Beware of degrees that mention an outdoor pursuits module as part of the course but not as a specialist subject. They are excellent as a taster and for personal development but do not give you a professional qualification in OE.
Post graduate qualifications are available in Outdoor Education (eg PGCE, Bangor University; Masters, Heriot Watt; Advanced Certificate, Lancaster University) and Recreation Management (eg Masters, Heriot Watt). Shorter ten week courses are also available at the National Mountain Centre in North Wales. These courses are suitable for further professional development within the field or for people taking a sideways step into a new area.
The Institute has developed a range of Professional Accreditation for practitioners at different stages of practice within the outdoor learning profession.
Many people combine a career in outdoor learning with professional skills, or move into and out of the outdoor sector as part of their career. IOL wants to encourage practitioners to value the professional skills they bring to the outdoor sector from outside, and to become more aware of the skills they can take from the outdoor sector to any role they may take on later in life.
Also see the Professional Development area of this site.
IOL offers various CPD workshops and courses through its regions throughout the year. IOL members pay special low rates and get priority booking. For the current IOL events bookable on line click here and follow the link to IOL Events.
A number of people have been attracted by the opportunity to take a masters degree in Outdoor Education in the USA. This is certainly worth a look if you wish to broaden your experience with the perspective of a different country. Americans are very articulate about the learning process and have developed expertise in different fields to the UK e.g wilderness travel and therapeutic outdoor work. Contact the Association for Experiential Education for help. 'Outdoor Education' tends to mean 'Environmental Education' in North America. Look for Adventure or Experiential Education courses if this does not suit you. A number of higher degree courses in OE exist in Australia as well. You will need to consider funding and visa arrangements carefully.
National Vocational Qualifications can be gained by on the job training and are a very flexible in approach. They are based on work based assessment rather than exams or tests. Awards exist for Outdoor Education, Facility Management and Training and Development. The latter two are progressive leading to a high level of professional standing. The last can lead to a masters level qualification.
The awards are especially useful for people who have gained experience through work but never gone to college. They can also form a natural and easy pathway from one professional field to another eg from teaching into training.
An advantage of NVQs is that they are accepted as professional qualifications throughout the European Community.
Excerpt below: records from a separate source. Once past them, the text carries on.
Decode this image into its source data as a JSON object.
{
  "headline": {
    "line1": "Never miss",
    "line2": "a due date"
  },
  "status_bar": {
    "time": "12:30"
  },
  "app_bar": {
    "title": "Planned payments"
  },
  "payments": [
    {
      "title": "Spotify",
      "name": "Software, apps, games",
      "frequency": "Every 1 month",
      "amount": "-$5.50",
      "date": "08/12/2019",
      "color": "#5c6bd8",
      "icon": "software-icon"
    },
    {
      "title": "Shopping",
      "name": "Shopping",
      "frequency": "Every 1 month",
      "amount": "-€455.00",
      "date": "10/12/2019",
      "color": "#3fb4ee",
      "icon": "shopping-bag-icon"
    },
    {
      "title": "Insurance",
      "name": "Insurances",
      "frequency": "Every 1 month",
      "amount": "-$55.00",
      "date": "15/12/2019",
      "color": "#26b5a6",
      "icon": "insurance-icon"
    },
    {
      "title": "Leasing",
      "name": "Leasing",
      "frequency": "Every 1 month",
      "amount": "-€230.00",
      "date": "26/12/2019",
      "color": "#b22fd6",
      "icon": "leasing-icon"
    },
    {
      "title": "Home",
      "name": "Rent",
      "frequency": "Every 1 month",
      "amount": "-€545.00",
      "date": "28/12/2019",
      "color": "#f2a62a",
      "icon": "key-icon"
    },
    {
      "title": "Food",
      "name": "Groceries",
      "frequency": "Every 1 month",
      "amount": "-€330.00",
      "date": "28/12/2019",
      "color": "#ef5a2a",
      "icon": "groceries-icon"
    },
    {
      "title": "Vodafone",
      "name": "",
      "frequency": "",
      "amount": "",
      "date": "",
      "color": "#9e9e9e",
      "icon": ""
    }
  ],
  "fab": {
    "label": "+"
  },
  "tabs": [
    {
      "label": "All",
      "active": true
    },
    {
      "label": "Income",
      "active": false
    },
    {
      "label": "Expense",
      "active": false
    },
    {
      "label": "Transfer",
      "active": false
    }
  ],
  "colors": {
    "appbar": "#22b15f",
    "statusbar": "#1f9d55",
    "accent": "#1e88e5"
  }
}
Many training organisations offer short courses in a wide range of topics related to our field. Other topics that can extend your skills in useful ways include Counselling, Management, Care Work and the Creative Arts. Outdoor Education is, above all, an approach to learning and so many skills can extend your scope into new markets or activities. The limit is your imagination. It is not a structured career but it can be a very rewarding and constantly changing one.